With pioneering poems like "Howl" and "Kaddish," Allen Ginsberg, the visionary poet and founding father of the Beat movement, influenced the American counterculture of the second half of the twentieth century. He was seen as a spiritually and sexually free spokesman for tolerance and...
Allen Ginsberg is regarded as one of the most important poets of the 20th century. The New York Times described him as "the most prominent voice of the San Francisco Renaissance" and his work has been influential in the counterculture and LGBT+ movements.
Ginsberg was born on January 4, 1926 in Brooklyn, New York. His parents were Jewish immigrants from Russia and Austria. When he was six years old, they moved to Canada where his father took a job at Columbia University. However, due to financial difficulties, they had to return to America where his father worked as a gardener and cook at a private family residence in Greenwich Village. This experience inspired Ginsberg to write about social class differences in his poetry.
In 1943, when Ginsberg was 16 years old, his mother died during surgery. After this tragic event, his father decided to move again, this time to Patagonia, a region in South America. Here, Ginsberg would later say that he "grew up in deserts". After high school, he traveled throughout Europe for several months before returning to America and enrolling at Harvard University.
Allen Ginsberg died on April 5, 1997.
Allen Ginsberg (born June 3, 1926 in Newark, New Jersey, United States—died April 5, 1997 in New York, New York), American poet whose epic poem Howl (1956) is regarded as one of the most significant productions of the Beat movement.
Allen Ginsberg, a gay poet who fought society's heteronormative ideas by drawing parallels between the Beats and the Ancient Greeks and utilizing religious grammar to depict prohibited notions, was at the vanguard of this movement....
He began his career as a Beat poet in New York City, where he worked with other prominent members of the scene such as Jack Kerouac and William S. Burroughs. In 1955, Ginsberg traveled to India, where he received Buddhist teachings from several monks including Swami Pranavananda. Upon returning home, he wrote poems about his experiences, which led to greater public awareness of the Beats and their unconventional lifestyles.

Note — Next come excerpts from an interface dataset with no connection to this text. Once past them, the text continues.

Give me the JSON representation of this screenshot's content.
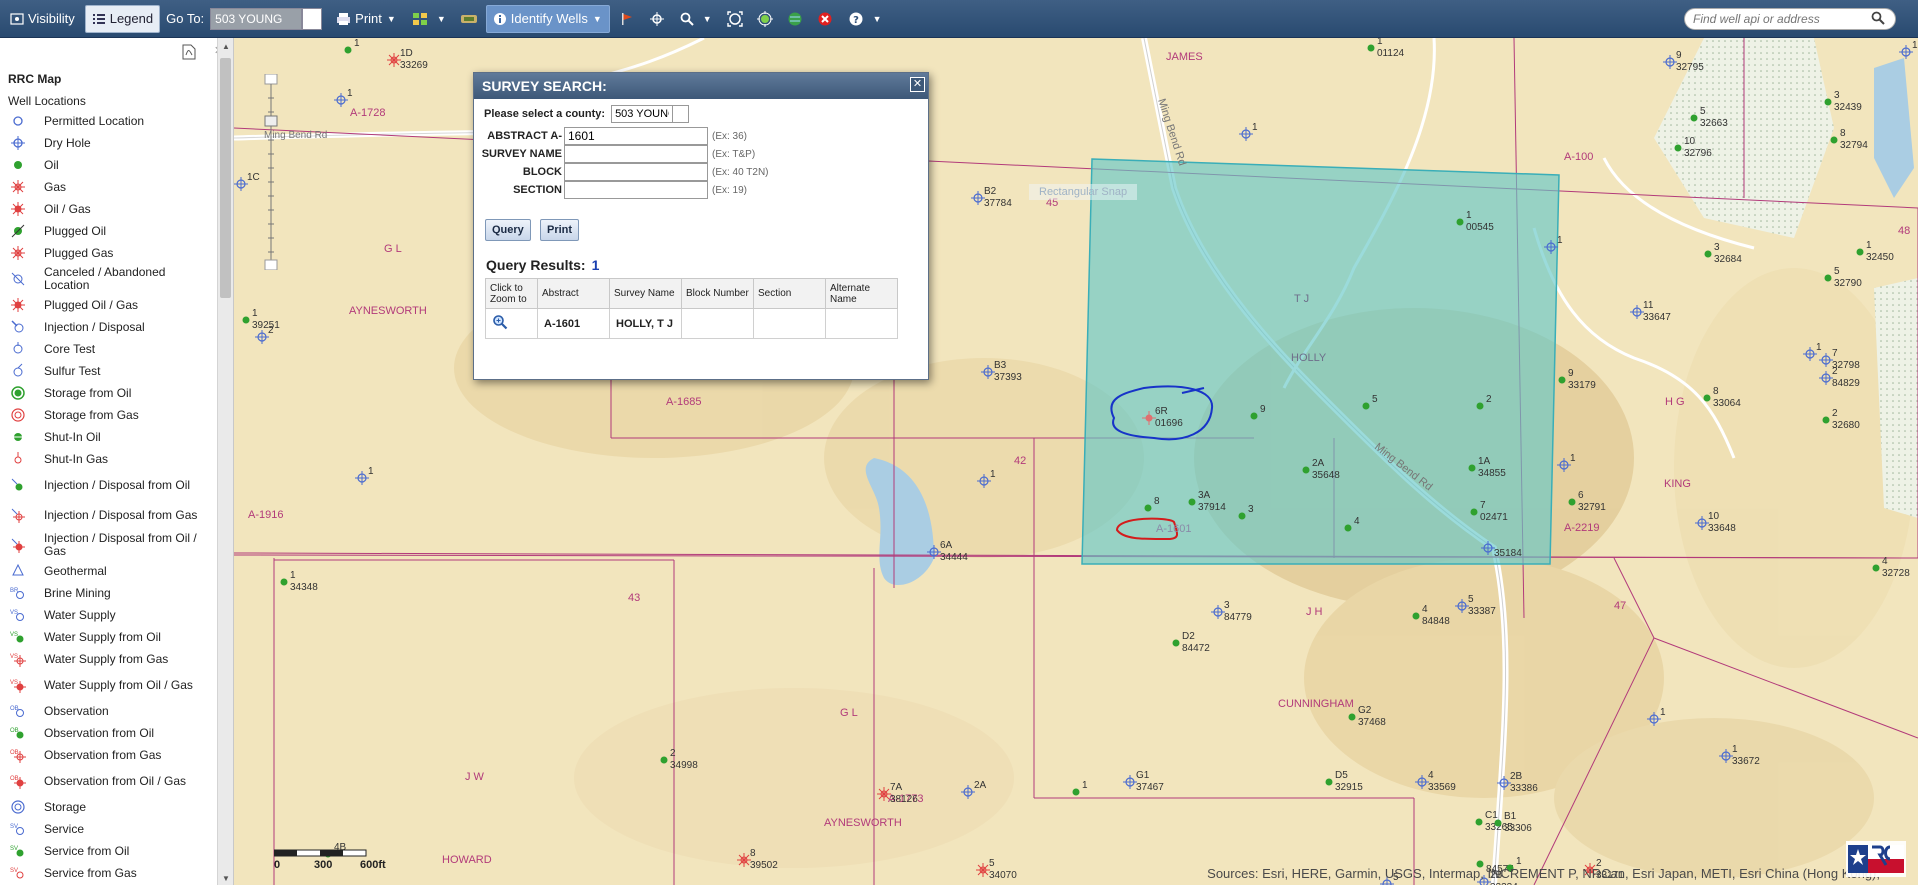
{
  "toolbar": {
    "visibility_label": "Visibility",
    "legend_label": "Legend",
    "goto_label": "Go To:",
    "goto_value": "503 YOUNG",
    "print_label": "Print",
    "identify_label": "Identify Wells",
    "search_placeholder": "Find well api or address"
  },
  "legend": {
    "title": "RRC Map",
    "subtitle": "Well Locations",
    "items": [
      {
        "label": "Permitted Location",
        "symbol": "circle-open"
      },
      {
        "label": "Dry Hole",
        "symbol": "dry-hole"
      },
      {
        "label": "Oil",
        "symbol": "circle-green"
      },
      {
        "label": "Gas",
        "symbol": "gas-star"
      },
      {
        "label": "Oil / Gas",
        "symbol": "oilgas-star"
      },
      {
        "label": "Plugged Oil",
        "symbol": "plugged-oil"
      },
      {
        "label": "Plugged Gas",
        "symbol": "plugged-gas"
      },
      {
        "label": "Canceled / Abandoned Location",
        "symbol": "canceled"
      },
      {
        "label": "Plugged Oil / Gas",
        "symbol": "plugged-oilgas"
      },
      {
        "label": "Injection / Disposal",
        "symbol": "injection"
      },
      {
        "label": "Core Test",
        "symbol": "core-test"
      },
      {
        "label": "Sulfur Test",
        "symbol": "sulfur-test"
      },
      {
        "label": "Storage from Oil",
        "symbol": "storage-oil"
      },
      {
        "label": "Storage from Gas",
        "symbol": "storage-gas"
      },
      {
        "label": "Shut-In Oil",
        "symbol": "shutin-oil"
      },
      {
        "label": "Shut-In Gas",
        "symbol": "shutin-gas"
      },
      {
        "label": "Injection / Disposal from Oil",
        "symbol": "inj-oil"
      },
      {
        "label": "Injection / Disposal from Gas",
        "symbol": "inj-gas"
      },
      {
        "label": "Injection / Disposal from Oil / Gas",
        "symbol": "inj-oilgas"
      },
      {
        "label": "Geothermal",
        "symbol": "geothermal"
      },
      {
        "label": "Brine Mining",
        "symbol": "brine"
      },
      {
        "label": "Water Supply",
        "symbol": "water-supply"
      },
      {
        "label": "Water Supply from Oil",
        "symbol": "ws-oil"
      },
      {
        "label": "Water Supply from Gas",
        "symbol": "ws-gas"
      },
      {
        "label": "Water Supply from Oil / Gas",
        "symbol": "ws-oilgas"
      },
      {
        "label": "Observation",
        "symbol": "observation"
      },
      {
        "label": "Observation from Oil",
        "symbol": "obs-oil"
      },
      {
        "label": "Observation from Gas",
        "symbol": "obs-gas"
      },
      {
        "label": "Observation from Oil / Gas",
        "symbol": "obs-oilgas"
      },
      {
        "label": "Storage",
        "symbol": "storage"
      },
      {
        "label": "Service",
        "symbol": "service"
      },
      {
        "label": "Service from Oil",
        "symbol": "svc-oil"
      },
      {
        "label": "Service from Gas",
        "symbol": "svc-gas"
      }
    ]
  },
  "dialog": {
    "title": "SURVEY SEARCH:",
    "county_label": "Please select a county:",
    "county_value": "503 YOUNG",
    "fields": [
      {
        "label": "ABSTRACT A-",
        "value": "1601",
        "hint": "(Ex: 36)"
      },
      {
        "label": "SURVEY NAME",
        "value": "",
        "hint": "(Ex: T&P)"
      },
      {
        "label": "BLOCK",
        "value": "",
        "hint": "(Ex: 40 T2N)"
      },
      {
        "label": "SECTION",
        "value": "",
        "hint": "(Ex: 19)"
      }
    ],
    "query_label": "Query",
    "print_label": "Print",
    "results_title": "Query Results:",
    "results_count": "1",
    "columns": [
      "Click to Zoom to",
      "Abstract",
      "Survey Name",
      "Block Number",
      "Section",
      "Alternate Name"
    ],
    "rows": [
      {
        "abstract": "A-1601",
        "survey_name": "HOLLY, T J",
        "block": "",
        "section": "",
        "alternate": ""
      }
    ]
  },
  "map": {
    "attribution": "Sources: Esri, HERE, Garmin, USGS, Intermap, INCREMENT P, NRCan, Esri Japan, METI, Esri China (Hong Kong),",
    "scale": {
      "l0": "0",
      "l1": "300",
      "l2": "600ft"
    },
    "rect_snap_label": "Rectangular Snap",
    "road_label": "Ming Bend Rd",
    "surveys": [
      "JAMES",
      "A-1728",
      "G L",
      "AYNESWORTH",
      "45",
      "A-1685",
      "42",
      "A-1916",
      "43",
      "T J",
      "HOLLY",
      "A-1601",
      "J H",
      "47",
      "A-2219",
      "A-100",
      "H G",
      "KING",
      "G L",
      "CUNNINGHAM",
      "A-1773",
      "AYNESWORTH",
      "J W",
      "HOWARD",
      "48"
    ],
    "wells": [
      {
        "id": "1",
        "api": ""
      },
      {
        "id": "1D",
        "api": "33269"
      },
      {
        "id": "1",
        "api": ""
      },
      {
        "id": "1C",
        "api": ""
      },
      {
        "id": "1",
        "api": "01124"
      },
      {
        "id": "9",
        "api": "32795"
      },
      {
        "id": "1",
        "api": ""
      },
      {
        "id": "1",
        "api": ""
      },
      {
        "id": "5",
        "api": "32663"
      },
      {
        "id": "3",
        "api": "32439"
      },
      {
        "id": "10",
        "api": "32796"
      },
      {
        "id": "8",
        "api": "32794"
      },
      {
        "id": "B2",
        "api": "37784"
      },
      {
        "id": "1",
        "api": "00545"
      },
      {
        "id": "1",
        "api": ""
      },
      {
        "id": "3",
        "api": "32684"
      },
      {
        "id": "5",
        "api": "32790"
      },
      {
        "id": "1",
        "api": "32450"
      },
      {
        "id": "1",
        "api": "39251"
      },
      {
        "id": "2",
        "api": ""
      },
      {
        "id": "11",
        "api": "33647"
      },
      {
        "id": "7",
        "api": "32798"
      },
      {
        "id": "B3",
        "api": "37393"
      },
      {
        "id": "9",
        "api": "33179"
      },
      {
        "id": "8",
        "api": "33064"
      },
      {
        "id": "2",
        "api": "84829"
      },
      {
        "id": "2",
        "api": "32680"
      },
      {
        "id": "1",
        "api": ""
      },
      {
        "id": "6R",
        "api": "01696"
      },
      {
        "id": "9",
        "api": ""
      },
      {
        "id": "5",
        "api": ""
      },
      {
        "id": "2",
        "api": ""
      },
      {
        "id": "2A",
        "api": "35648"
      },
      {
        "id": "1A",
        "api": "34855"
      },
      {
        "id": "1",
        "api": ""
      },
      {
        "id": "1",
        "api": ""
      },
      {
        "id": "1",
        "api": ""
      },
      {
        "id": "8",
        "api": ""
      },
      {
        "id": "3A",
        "api": "37914"
      },
      {
        "id": "3",
        "api": ""
      },
      {
        "id": "4",
        "api": ""
      },
      {
        "id": "7",
        "api": "02471"
      },
      {
        "id": "6",
        "api": "32791"
      },
      {
        "id": "10",
        "api": "33648"
      },
      {
        "id": "6A",
        "api": "34444"
      },
      {
        "id": "",
        "api": "35184"
      },
      {
        "id": "4",
        "api": "32728"
      },
      {
        "id": "1",
        "api": "34348"
      },
      {
        "id": "3",
        "api": "84779"
      },
      {
        "id": "4",
        "api": "84848"
      },
      {
        "id": "5",
        "api": "33387"
      },
      {
        "id": "D2",
        "api": "84472"
      },
      {
        "id": "G2",
        "api": "37468"
      },
      {
        "id": "1",
        "api": ""
      },
      {
        "id": "1",
        "api": "33672"
      },
      {
        "id": "2",
        "api": "34998"
      },
      {
        "id": "7A",
        "api": "38126"
      },
      {
        "id": "2A",
        "api": ""
      },
      {
        "id": "1",
        "api": ""
      },
      {
        "id": "G1",
        "api": "37467"
      },
      {
        "id": "D5",
        "api": "32915"
      },
      {
        "id": "4",
        "api": "33569"
      },
      {
        "id": "2B",
        "api": "33386"
      },
      {
        "id": "C1",
        "api": "33265"
      },
      {
        "id": "B1",
        "api": "33306"
      },
      {
        "id": "",
        "api": "84575"
      },
      {
        "id": "4B",
        "api": ""
      },
      {
        "id": "8",
        "api": "39502"
      },
      {
        "id": "5",
        "api": "34070"
      },
      {
        "id": "5",
        "api": "33359"
      },
      {
        "id": "2B",
        "api": "33334"
      },
      {
        "id": "1",
        "api": ""
      },
      {
        "id": "2",
        "api": "33171"
      }
    ]
  },
  "colors": {
    "toolbar": "#2f5079",
    "highlight_fill": "#66c8c8",
    "survey_line": "#b23a7a",
    "oil_well": "#2fa12f",
    "annotation_blue": "#1733c8",
    "annotation_red": "#d41c1c"
  }
}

Ginsberg also encouraged others to break away from traditional society by writing their own poetry and painting pictures. He put forth the idea that anything was possible if one wanted it bad enough. For example, he said that someone could write a poem so beautiful that people would die when reading it.
In addition to being a poet, Ginsberg was also involved in social issues such as the Vietnam War and drug use. In 1964, he traveled to North Vietnam where he met up with several American poets including Robert Lowell at what is now known as the Paris Peace Talks. The goal was to promote understanding between the United States and North Vietnam by having them exchange ideas through poems and paintings.